Task prompt - Write out each entry again. Keep every word exactly as it is.

Material provided -
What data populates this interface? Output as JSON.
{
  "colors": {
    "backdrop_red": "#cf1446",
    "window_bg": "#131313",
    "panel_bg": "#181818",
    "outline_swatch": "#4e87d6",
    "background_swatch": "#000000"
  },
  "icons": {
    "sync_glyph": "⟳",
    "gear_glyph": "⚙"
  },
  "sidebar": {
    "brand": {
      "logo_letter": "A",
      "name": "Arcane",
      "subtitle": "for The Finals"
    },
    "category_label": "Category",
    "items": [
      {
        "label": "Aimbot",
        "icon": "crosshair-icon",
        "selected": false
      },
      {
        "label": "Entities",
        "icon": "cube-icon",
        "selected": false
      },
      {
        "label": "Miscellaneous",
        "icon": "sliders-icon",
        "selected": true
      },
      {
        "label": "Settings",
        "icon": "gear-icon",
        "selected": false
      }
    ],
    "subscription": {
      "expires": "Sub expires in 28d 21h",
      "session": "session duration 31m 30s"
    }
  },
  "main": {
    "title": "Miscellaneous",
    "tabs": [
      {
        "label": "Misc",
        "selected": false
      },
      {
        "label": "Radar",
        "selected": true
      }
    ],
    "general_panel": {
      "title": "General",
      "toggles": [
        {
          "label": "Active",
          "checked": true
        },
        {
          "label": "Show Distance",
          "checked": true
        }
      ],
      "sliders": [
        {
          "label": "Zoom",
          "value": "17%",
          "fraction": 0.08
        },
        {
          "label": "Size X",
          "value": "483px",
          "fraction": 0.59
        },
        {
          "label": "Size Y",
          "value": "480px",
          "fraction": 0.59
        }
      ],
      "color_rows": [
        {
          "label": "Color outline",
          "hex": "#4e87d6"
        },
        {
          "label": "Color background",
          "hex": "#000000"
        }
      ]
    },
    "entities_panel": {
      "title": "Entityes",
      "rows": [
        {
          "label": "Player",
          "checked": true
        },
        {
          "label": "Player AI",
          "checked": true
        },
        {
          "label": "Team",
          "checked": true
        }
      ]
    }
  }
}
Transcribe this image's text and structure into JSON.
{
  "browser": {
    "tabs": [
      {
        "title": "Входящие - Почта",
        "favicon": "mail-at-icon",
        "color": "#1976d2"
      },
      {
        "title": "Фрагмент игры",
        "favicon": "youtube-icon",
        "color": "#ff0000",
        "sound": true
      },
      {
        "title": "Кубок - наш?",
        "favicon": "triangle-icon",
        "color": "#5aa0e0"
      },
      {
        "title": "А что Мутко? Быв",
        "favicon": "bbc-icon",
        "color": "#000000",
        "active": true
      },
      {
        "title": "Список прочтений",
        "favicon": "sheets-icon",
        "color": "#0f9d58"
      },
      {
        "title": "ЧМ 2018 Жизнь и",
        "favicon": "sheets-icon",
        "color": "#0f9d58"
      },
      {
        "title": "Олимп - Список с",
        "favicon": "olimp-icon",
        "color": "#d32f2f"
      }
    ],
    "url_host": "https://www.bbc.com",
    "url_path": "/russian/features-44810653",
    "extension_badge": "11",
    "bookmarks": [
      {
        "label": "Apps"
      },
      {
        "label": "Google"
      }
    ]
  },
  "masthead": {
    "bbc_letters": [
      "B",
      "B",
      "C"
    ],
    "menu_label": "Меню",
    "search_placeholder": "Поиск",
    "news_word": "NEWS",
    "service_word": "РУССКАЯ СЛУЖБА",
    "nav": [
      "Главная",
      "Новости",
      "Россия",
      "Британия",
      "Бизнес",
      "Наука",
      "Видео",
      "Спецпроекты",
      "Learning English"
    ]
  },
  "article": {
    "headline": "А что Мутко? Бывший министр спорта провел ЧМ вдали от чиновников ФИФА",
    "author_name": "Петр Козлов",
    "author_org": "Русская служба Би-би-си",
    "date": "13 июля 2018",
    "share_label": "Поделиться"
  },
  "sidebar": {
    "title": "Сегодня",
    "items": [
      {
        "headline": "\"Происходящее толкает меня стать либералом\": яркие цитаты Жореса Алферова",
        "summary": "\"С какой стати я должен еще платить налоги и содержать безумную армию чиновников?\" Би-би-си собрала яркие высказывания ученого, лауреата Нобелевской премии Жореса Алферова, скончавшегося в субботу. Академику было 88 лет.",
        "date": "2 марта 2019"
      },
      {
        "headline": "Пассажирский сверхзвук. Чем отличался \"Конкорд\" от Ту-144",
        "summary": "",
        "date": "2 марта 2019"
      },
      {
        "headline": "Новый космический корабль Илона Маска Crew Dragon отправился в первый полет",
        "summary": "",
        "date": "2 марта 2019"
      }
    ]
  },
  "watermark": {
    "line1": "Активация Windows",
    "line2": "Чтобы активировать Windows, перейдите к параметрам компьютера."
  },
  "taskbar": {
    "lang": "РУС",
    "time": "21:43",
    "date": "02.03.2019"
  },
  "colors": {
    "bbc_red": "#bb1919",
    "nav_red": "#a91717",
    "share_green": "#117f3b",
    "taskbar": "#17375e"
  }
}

Result of this task -
What data populates this interface? Output as JSON.
{
  "colors": {
    "backdrop_red": "#cf1446",
    "window_bg": "#131313",
    "panel_bg": "#181818",
    "outline_swatch": "#4e87d6",
    "background_swatch": "#000000"
  },
  "icons": {
    "sync_glyph": "⟳",
    "gear_glyph": "⚙"
  },
  "sidebar": {
    "brand": {
      "logo_letter": "A",
      "name": "Arcane",
      "subtitle": "for The Finals"
    },
    "category_label": "Category",
    "items": [
      {
        "label": "Aimbot",
        "icon": "crosshair-icon",
        "selected": false
      },
      {
        "label": "Entities",
        "icon": "cube-icon",
        "selected": false
      },
      {
        "label": "Miscellaneous",
        "icon": "sliders-icon",
        "selected": true
      },
      {
        "label": "Settings",
        "icon": "gear-icon",
        "selected": false
      }
    ],
    "subscription": {
      "expires": "Sub expires in 28d 21h",
      "session": "session duration 31m 30s"
    }
  },
  "main": {
    "title": "Miscellaneous",
    "tabs": [
      {
        "label": "Misc",
        "selected": false
      },
      {
        "label": "Radar",
        "selected": true
      }
    ],
    "general_panel": {
      "title": "General",
      "toggles": [
        {
          "label": "Active",
          "checked": true
        },
        {
          "label": "Show Distance",
          "checked": true
        }
      ],
      "sliders": [
        {
          "label": "Zoom",
          "value": "17%",
          "fraction": 0.08
        },
        {
          "label": "Size X",
          "value": "483px",
          "fraction": 0.59
        },
        {
          "label": "Size Y",
          "value": "480px",
          "fraction": 0.59
        }
      ],
      "color_rows": [
        {
          "label": "Color outline",
          "hex": "#4e87d6"
        },
        {
          "label": "Color background",
          "hex": "#000000"
        }
      ]
    },
    "entities_panel": {
      "title": "Entityes",
      "rows": [
        {
          "label": "Player",
          "checked": true
        },
        {
          "label": "Player AI",
          "checked": true
        },
        {
          "label": "Team",
          "checked": true
        }
      ]
    }
  }
}
Transcribe this image's text and structure into JSON.
{
  "browser": {
    "tabs": [
      {
        "title": "Входящие - Почта",
        "favicon": "mail-at-icon",
        "color": "#1976d2"
      },
      {
        "title": "Фрагмент игры",
        "favicon": "youtube-icon",
        "color": "#ff0000",
        "sound": true
      },
      {
        "title": "Кубок - наш?",
        "favicon": "triangle-icon",
        "color": "#5aa0e0"
      },
      {
        "title": "А что Мутко? Быв",
        "favicon": "bbc-icon",
        "color": "#000000",
        "active": true
      },
      {
        "title": "Список прочтений",
        "favicon": "sheets-icon",
        "color": "#0f9d58"
      },
      {
        "title": "ЧМ 2018 Жизнь и",
        "favicon": "sheets-icon",
        "color": "#0f9d58"
      },
      {
        "title": "Олимп - Список с",
        "favicon": "olimp-icon",
        "color": "#d32f2f"
      }
    ],
    "url_host": "https://www.bbc.com",
    "url_path": "/russian/features-44810653",
    "extension_badge": "11",
    "bookmarks": [
      {
        "label": "Apps"
      },
      {
        "label": "Google"
      }
    ]
  },
  "masthead": {
    "bbc_letters": [
      "B",
      "B",
      "C"
    ],
    "menu_label": "Меню",
    "search_placeholder": "Поиск",
    "news_word": "NEWS",
    "service_word": "РУССКАЯ СЛУЖБА",
    "nav": [
      "Главная",
      "Новости",
      "Россия",
      "Британия",
      "Бизнес",
      "Наука",
      "Видео",
      "Спецпроекты",
      "Learning English"
    ]
  },
  "article": {
    "headline": "А что Мутко? Бывший министр спорта провел ЧМ вдали от чиновников ФИФА",
    "author_name": "Петр Козлов",
    "author_org": "Русская служба Би-би-си",
    "date": "13 июля 2018",
    "share_label": "Поделиться"
  },
  "sidebar": {
    "title": "Сегодня",
    "items": [
      {
        "headline": "\"Происходящее толкает меня стать либералом\": яркие цитаты Жореса Алферова",
        "summary": "\"С какой стати я должен еще платить налоги и содержать безумную армию чиновников?\" Би-би-си собрала яркие высказывания ученого, лауреата Нобелевской премии Жореса Алферова, скончавшегося в субботу. Академику было 88 лет.",
        "date": "2 марта 2019"
      },
      {
        "headline": "Пассажирский сверхзвук. Чем отличался \"Конкорд\" от Ту-144",
        "summary": "",
        "date": "2 марта 2019"
      },
      {
        "headline": "Новый космический корабль Илона Маска Crew Dragon отправился в первый полет",
        "summary": "",
        "date": "2 марта 2019"
      }
    ]
  },
  "watermark": {
    "line1": "Активация Windows",
    "line2": "Чтобы активировать Windows, перейдите к параметрам компьютера."
  },
  "taskbar": {
    "lang": "РУС",
    "time": "21:43",
    "date": "02.03.2019"
  },
  "colors": {
    "bbc_red": "#bb1919",
    "nav_red": "#a91717",
    "share_green": "#117f3b",
    "taskbar": "#17375e"
  }
}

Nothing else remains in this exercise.